The thought behind urine is correct – liquids with a low PH (acidic) can neutralize the venom that causes the stinging. That said, we do not recommend urinating on a jellyfish sting. White vinegar will work better and is more hygienic, so consider keeping a small container or Ziplock baggie of it in your beach bag.

Hot or cold?

The jellyfish sting can give off a burning sensation, so people automatically think ice. But don’t stick your leg in a cooler full of ice. Use hot water instead. Water with a temperature of 110 degrees F or higher, which is the minimum of the hot water that comes out of the faucet in your house, can bring relief.

Salt or fresh water?

Since you are right next to the ocean, you may be tempted to jump back in the saltwater. Don’t. Use fresh water instead.

Meat tenderizer?

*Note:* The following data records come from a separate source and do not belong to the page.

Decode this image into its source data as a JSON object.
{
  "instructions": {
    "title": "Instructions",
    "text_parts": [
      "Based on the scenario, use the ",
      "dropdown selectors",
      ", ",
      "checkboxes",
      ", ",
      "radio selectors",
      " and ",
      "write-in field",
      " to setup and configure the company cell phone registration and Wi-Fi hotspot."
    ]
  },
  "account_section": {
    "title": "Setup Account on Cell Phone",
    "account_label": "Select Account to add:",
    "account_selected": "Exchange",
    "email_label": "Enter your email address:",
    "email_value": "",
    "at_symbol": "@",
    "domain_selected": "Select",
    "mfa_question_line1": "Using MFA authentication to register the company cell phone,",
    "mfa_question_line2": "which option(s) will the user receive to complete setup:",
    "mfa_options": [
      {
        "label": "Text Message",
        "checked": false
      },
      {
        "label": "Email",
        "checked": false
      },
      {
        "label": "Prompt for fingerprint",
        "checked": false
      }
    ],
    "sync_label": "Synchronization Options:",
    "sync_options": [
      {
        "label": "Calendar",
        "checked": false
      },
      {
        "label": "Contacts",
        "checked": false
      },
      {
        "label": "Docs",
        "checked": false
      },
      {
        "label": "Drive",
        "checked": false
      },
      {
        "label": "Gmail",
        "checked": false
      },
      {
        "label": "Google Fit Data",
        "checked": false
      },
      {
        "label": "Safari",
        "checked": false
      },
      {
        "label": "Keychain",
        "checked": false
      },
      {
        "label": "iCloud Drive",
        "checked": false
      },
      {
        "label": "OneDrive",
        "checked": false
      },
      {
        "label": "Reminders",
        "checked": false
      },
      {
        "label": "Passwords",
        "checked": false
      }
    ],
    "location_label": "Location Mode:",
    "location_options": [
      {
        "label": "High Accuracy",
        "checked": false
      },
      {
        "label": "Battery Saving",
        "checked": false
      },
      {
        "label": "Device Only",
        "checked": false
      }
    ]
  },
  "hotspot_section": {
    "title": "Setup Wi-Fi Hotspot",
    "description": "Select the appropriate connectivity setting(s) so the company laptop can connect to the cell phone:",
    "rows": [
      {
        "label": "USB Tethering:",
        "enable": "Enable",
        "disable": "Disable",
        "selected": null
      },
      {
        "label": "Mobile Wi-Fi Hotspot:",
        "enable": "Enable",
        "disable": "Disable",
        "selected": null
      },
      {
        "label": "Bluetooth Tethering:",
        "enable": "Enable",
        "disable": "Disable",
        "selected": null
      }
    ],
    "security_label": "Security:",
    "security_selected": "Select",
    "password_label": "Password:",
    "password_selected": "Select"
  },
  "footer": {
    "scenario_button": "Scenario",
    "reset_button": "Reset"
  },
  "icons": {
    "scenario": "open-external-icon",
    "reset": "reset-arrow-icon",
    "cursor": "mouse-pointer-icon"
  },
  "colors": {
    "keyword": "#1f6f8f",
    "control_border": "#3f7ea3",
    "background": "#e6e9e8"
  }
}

Another treatment that you may have heard of is meat tenderizer. Jellyfish venom is protein-based and the papain enzyme in meat tenderizer breaks down those proteins, helping decrease the itching and burning. While this works, it is better to treat the jellyfish sting before it reaches this point.

Tentacle removal techniques

If you have tentacles stuck to you, wet sand is not the best way to get them off. (Neither is madly waving your arms and legs.) We recommend washing them off with vinegar or scraping them off with a credit card or similar thin piece of plastic. People around you will appreciate you carefully removing them versus flinging them down the beach.

Pay attention to warnings

The safest bet is to not get stung at all. Purple flags flying at the beach are a warning that jellyfish are in the area. If you do want to take a dip, cover yourself up with a wetsuit or other clothing that can protect you from direct contact with jellyfish.

When to see a doctor

Some people can have allergic reactions to the jellyfish stings that are worse than average and certain parts of your body are more sensitive. Extremely young children are more at risk. If you or your child is lightheaded, dizzy, or having trouble breathing, they should be checked out. But most jellyfish stings, even though they are annoying, are mild, even if they don’t seem that way, and with proper treatment will go away on their own.